(Given data)
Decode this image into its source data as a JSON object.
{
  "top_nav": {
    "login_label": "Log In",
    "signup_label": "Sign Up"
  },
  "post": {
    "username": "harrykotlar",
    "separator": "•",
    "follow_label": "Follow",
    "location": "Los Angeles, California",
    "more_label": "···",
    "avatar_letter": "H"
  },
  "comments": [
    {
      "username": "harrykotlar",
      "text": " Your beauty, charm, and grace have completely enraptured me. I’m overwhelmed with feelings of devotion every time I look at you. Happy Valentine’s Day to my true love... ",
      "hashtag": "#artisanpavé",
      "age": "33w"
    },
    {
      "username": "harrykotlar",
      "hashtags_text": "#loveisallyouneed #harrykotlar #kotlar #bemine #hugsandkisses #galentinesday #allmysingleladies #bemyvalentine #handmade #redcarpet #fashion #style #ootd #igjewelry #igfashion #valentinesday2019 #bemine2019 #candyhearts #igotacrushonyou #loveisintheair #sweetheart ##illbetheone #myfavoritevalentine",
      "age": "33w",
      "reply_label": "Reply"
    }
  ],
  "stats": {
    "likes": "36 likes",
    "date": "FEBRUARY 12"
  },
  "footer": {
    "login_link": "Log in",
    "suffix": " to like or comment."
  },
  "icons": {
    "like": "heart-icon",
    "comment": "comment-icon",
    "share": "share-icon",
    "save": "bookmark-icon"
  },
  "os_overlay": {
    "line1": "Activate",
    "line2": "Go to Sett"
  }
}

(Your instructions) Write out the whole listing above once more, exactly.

(Response to the exercise)
Decode this image into its source data as a JSON object.
{
  "top_nav": {
    "login_label": "Log In",
    "signup_label": "Sign Up"
  },
  "post": {
    "username": "harrykotlar",
    "separator": "•",
    "follow_label": "Follow",
    "location": "Los Angeles, California",
    "more_label": "···",
    "avatar_letter": "H"
  },
  "comments": [
    {
      "username": "harrykotlar",
      "text": " Your beauty, charm, and grace have completely enraptured me. I’m overwhelmed with feelings of devotion every time I look at you. Happy Valentine’s Day to my true love... ",
      "hashtag": "#artisanpavé",
      "age": "33w"
    },
    {
      "username": "harrykotlar",
      "hashtags_text": "#loveisallyouneed #harrykotlar #kotlar #bemine #hugsandkisses #galentinesday #allmysingleladies #bemyvalentine #handmade #redcarpet #fashion #style #ootd #igjewelry #igfashion #valentinesday2019 #bemine2019 #candyhearts #igotacrushonyou #loveisintheair #sweetheart ##illbetheone #myfavoritevalentine",
      "age": "33w",
      "reply_label": "Reply"
    }
  ],
  "stats": {
    "likes": "36 likes",
    "date": "FEBRUARY 12"
  },
  "footer": {
    "login_link": "Log in",
    "suffix": " to like or comment."
  },
  "icons": {
    "like": "heart-icon",
    "comment": "comment-icon",
    "share": "share-icon",
    "save": "bookmark-icon"
  },
  "os_overlay": {
    "line1": "Activate",
    "line2": "Go to Sett"
  }
}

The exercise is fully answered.